((
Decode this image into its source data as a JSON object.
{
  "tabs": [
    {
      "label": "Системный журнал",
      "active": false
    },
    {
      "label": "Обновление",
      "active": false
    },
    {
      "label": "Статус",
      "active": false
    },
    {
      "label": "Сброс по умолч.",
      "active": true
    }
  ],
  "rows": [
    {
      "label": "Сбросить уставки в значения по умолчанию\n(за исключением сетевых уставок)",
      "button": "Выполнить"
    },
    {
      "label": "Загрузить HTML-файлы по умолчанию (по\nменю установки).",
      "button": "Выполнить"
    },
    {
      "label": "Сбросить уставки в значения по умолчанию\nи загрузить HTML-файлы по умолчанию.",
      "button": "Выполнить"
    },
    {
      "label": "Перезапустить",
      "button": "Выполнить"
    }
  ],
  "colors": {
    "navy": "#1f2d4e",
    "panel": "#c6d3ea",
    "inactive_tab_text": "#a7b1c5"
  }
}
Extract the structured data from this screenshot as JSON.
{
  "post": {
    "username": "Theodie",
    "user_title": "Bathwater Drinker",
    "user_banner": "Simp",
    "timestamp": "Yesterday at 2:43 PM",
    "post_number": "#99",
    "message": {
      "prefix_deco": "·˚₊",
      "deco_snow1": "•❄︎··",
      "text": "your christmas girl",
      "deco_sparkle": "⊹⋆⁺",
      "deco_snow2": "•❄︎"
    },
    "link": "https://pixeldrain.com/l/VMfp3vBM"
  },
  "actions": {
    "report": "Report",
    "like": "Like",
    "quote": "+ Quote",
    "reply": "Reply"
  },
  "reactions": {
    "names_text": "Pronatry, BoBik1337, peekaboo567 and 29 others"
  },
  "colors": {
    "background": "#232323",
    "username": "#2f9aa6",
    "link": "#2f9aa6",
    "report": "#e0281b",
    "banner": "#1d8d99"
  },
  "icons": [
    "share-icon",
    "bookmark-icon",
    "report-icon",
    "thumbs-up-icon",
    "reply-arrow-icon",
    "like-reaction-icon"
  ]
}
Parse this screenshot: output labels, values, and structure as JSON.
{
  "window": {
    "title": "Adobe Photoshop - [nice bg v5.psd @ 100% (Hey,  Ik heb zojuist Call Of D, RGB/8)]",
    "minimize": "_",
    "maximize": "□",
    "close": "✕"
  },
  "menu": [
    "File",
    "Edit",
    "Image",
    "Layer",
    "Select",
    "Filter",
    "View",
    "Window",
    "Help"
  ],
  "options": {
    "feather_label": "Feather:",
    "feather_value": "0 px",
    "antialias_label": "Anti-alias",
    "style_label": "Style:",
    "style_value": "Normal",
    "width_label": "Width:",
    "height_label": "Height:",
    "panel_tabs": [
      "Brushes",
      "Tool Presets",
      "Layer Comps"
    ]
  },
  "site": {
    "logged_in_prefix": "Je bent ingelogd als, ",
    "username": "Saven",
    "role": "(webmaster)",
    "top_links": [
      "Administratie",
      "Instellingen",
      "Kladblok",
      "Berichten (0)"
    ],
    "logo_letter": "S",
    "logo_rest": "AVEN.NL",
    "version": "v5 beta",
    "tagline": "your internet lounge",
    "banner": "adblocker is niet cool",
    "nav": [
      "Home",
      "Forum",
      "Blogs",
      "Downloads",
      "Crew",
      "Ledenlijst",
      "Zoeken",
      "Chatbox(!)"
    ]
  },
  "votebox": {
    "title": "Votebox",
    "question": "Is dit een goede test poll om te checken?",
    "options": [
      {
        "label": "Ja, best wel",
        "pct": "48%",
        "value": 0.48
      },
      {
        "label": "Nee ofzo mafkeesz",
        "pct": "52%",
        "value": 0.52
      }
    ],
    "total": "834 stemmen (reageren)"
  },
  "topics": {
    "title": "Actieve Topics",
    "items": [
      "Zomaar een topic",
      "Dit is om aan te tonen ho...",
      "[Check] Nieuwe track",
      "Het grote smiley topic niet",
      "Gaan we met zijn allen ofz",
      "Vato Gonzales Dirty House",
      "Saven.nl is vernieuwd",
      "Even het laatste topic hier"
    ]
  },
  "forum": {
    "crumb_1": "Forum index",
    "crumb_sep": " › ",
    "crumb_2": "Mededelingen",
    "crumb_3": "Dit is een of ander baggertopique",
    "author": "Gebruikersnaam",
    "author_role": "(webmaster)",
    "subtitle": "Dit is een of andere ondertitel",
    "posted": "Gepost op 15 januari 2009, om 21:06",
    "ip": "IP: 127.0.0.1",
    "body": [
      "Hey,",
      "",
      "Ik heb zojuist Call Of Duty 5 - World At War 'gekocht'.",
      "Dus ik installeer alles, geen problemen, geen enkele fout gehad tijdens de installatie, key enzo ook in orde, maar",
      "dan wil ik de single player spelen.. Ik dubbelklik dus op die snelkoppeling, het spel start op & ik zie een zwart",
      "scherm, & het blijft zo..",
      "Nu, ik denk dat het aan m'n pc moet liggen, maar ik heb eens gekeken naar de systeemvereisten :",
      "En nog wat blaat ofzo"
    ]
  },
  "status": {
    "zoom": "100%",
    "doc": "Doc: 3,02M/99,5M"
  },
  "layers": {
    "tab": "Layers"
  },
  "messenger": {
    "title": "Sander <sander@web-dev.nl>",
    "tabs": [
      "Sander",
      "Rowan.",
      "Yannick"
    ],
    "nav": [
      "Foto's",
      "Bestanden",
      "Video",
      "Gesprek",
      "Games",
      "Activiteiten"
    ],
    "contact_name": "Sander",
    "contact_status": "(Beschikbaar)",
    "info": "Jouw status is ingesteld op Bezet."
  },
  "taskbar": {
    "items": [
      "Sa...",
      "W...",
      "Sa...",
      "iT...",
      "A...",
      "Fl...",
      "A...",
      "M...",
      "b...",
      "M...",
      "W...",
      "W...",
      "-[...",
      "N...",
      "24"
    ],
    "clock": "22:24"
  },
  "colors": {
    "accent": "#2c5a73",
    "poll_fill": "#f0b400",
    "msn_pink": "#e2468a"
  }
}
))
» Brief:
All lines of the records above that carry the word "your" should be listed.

» Exercise solution:
      "text": "your christmas girl",
    "tagline": "your internet lounge",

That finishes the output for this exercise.